It varies wildly given the mission and fire activity. Anywhere from 10 – 200 hours.
What is your helicopter pilot salary & how does it work? (Understandable if you don’t wish to share this!)
I’d rather not share the exact number, but I will say it’s much less than an airline captain salary.
What do you want your life to look like in 5 years time?
If I’m being honest I hope I’m retired in 5 years. But I do see myself flying for Columbia long term.
What does a “bad day at work” look like for you
I wouldn’t call any day a “bad day”, but there are days where I learn more than others. There are days that make me aware I have to sharpen my flying or intrapersonal skills. I’m my own worst critic, so I’ll analyze even the smallest of my mistakes and apply that knowledge on my next flight.
What does a “great day at work” look like for you
A great day consists of good weather, a relaxed crew and a glass of wine after work.
Would you say being a heavy lift helicopter pilot impacts your mental or physical health? If so, in which ways?
Flying a helicopter can be stressful! There are people with you who depend on you operating the aircraft safely and making sound decisions. There are ground crews and other aircraft operating in close proximity. The Chinook makes a lot of wind and drops enough water to be dangerous. In this way, I feel it impacts my mental health. But it also makes me a much more decisive and calm person. Little things don’t bother me so much in real life. Physically, you are bent over the rib rest all day “out the bubble” when you are longlining. It can definitely take a toll on your body being in such an awkward position. A lot of our senior pilots have back and knee problems.
What strategies do you have for maintaining positive mental & physical health that could be useful to other pilots? i.e exercise, social connection, eating healthy etc
I exercise most days, balancing strength training with cardio. I also meditate for 10 minutes per day and do breathwork. It’s hard to make healthy food choices in some of our work locations because we have to avoid water-borne illness and parasites. I will pack about half of my suitcase full of snacks such as tuna and camping meals if I know I’m going to a place where the food is questionable. It’s also important to listen to your body and follow the IMSAFE checklist. There are days where I’ve been sick or very fatigued and made it a priority to take care of myself rather than do a mission in a degraded state.
What mental health support is available to you in the workplace? Do you think this is adequate? Any suggestions?

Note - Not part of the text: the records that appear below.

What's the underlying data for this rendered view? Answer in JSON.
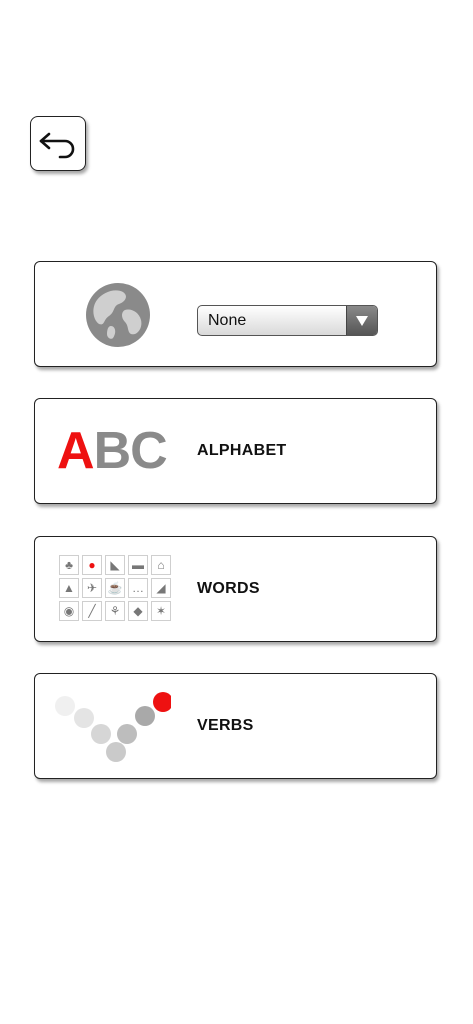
{
  "navigation": {
    "back_icon": "undo-arrow-icon"
  },
  "language_card": {
    "icon": "globe-icon",
    "select": {
      "selected_value": "None",
      "arrow_icon": "triangle-down-icon"
    }
  },
  "alphabet_card": {
    "logo": {
      "first_letter": "A",
      "rest_letters": "BC"
    },
    "label": "ALPHABET"
  },
  "words_card": {
    "icon_grid": [
      {
        "icon": "radish-icon",
        "glyph": "♣",
        "highlight": false
      },
      {
        "icon": "apple-icon",
        "glyph": "●",
        "highlight": true
      },
      {
        "icon": "shoe-icon",
        "glyph": "◣",
        "highlight": false
      },
      {
        "icon": "cow-icon",
        "glyph": "▬",
        "highlight": false
      },
      {
        "icon": "house-icon",
        "glyph": "⌂",
        "highlight": false
      },
      {
        "icon": "shapes-icon",
        "glyph": "▲",
        "highlight": false
      },
      {
        "icon": "runner-icon",
        "glyph": "✈",
        "highlight": false
      },
      {
        "icon": "cup-icon",
        "glyph": "☕",
        "highlight": false
      },
      {
        "icon": "dots-icon",
        "glyph": "…",
        "highlight": false
      },
      {
        "icon": "vacuum-icon",
        "glyph": "◢",
        "highlight": false
      },
      {
        "icon": "tractor-icon",
        "glyph": "◉",
        "highlight": false
      },
      {
        "icon": "carrot-icon",
        "glyph": "╱",
        "highlight": false
      },
      {
        "icon": "plant-icon",
        "glyph": "⚘",
        "highlight": false
      },
      {
        "icon": "beetle-icon",
        "glyph": "◆",
        "highlight": false
      },
      {
        "icon": "starfish-icon",
        "glyph": "✶",
        "highlight": false
      }
    ],
    "label": "WORDS"
  },
  "verbs_card": {
    "icon": "verbs-dots-icon",
    "label": "VERBS"
  },
  "colors": {
    "accent_red": "#ee1111",
    "icon_gray": "#8a8a8a",
    "border": "#222222"
  }
}
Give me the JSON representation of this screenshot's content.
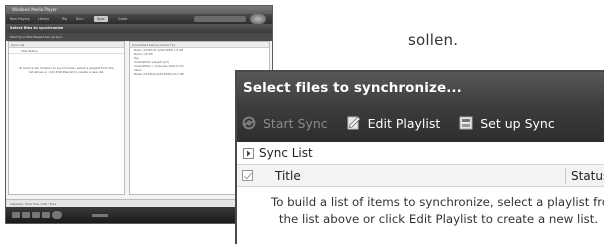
{
  "caption": "sollen.",
  "thumbnail": {
    "window_title": "Windows Media Player",
    "tabs": [
      "Now Playing",
      "Library",
      "Rip",
      "Burn",
      "Sync",
      "Guide"
    ],
    "selected_tab_index": 4,
    "header": "Select files to synchronize",
    "toolbar": "Start Sync   Edit Playlist   Set up Sync",
    "left_pane_header": "Sync List",
    "left_cols": "Title                    Status",
    "left_message": "To build a list of items to synchronize, select a playlist from the list above or click Edit Playlist to create a new list.",
    "right_pane_header": "Connected Device (Libre TV)",
    "right_items": [
      "Music (12345-67-1234-5678) 1,5 GB",
      "Bruce / Of TW",
      "Pop",
      "Unidentified: playlist (1/7)",
      "Unidentified -> Unknown (Dutch) 7m",
      "Video",
      "Media (12345-6-1234-5678) 21,2 GB"
    ],
    "footer": "Capacity: Total Free 1,08 / Free"
  },
  "zoom": {
    "header": "Select files to synchronize...",
    "toolbar": {
      "start_sync": "Start Sync",
      "edit_playlist": "Edit Playlist",
      "setup_sync": "Set up Sync"
    },
    "sync_list_label": "Sync List",
    "columns": {
      "title": "Title",
      "status": "Status"
    },
    "empty_message": {
      "line1": "To build a list of items to synchronize, select a playlist from",
      "line2": "the list above or click Edit Playlist to create a new list."
    }
  }
}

Our company provides an EAP (employee assistance program) which outsources a variety of support services such as mental health and work-life balancing counseling. The sad truth about the pilot career path is that the diagnosis of a mental health condition such as depression or ADHD can be disqualifying. Many medications are also disqualifying. I don’t think that pilots in general get enough support in this area due to the risk of losing their flight medicals. I wish there was a way to get pilots the support that many of them need, but right now I don’t see a way with the current laws and stigma surrounding mental health. I hope that in the future alternative therapies become more mainstream, accepted and legal.
(Stay tuned for our article on Pilot Mental health that will include helpful resources for any pilots struggling. In the meantime, check out the great links at the bottom of this great article by PilotWhoAskWhy
We’d like to seriously thank Charlie for taking the time to answer our questions & for her transparency about her work & life. It’s a hugely impressive career portfolio and we look forward to seeing where the future takes her!
To follow her journey, check out her instagram @flycharleefly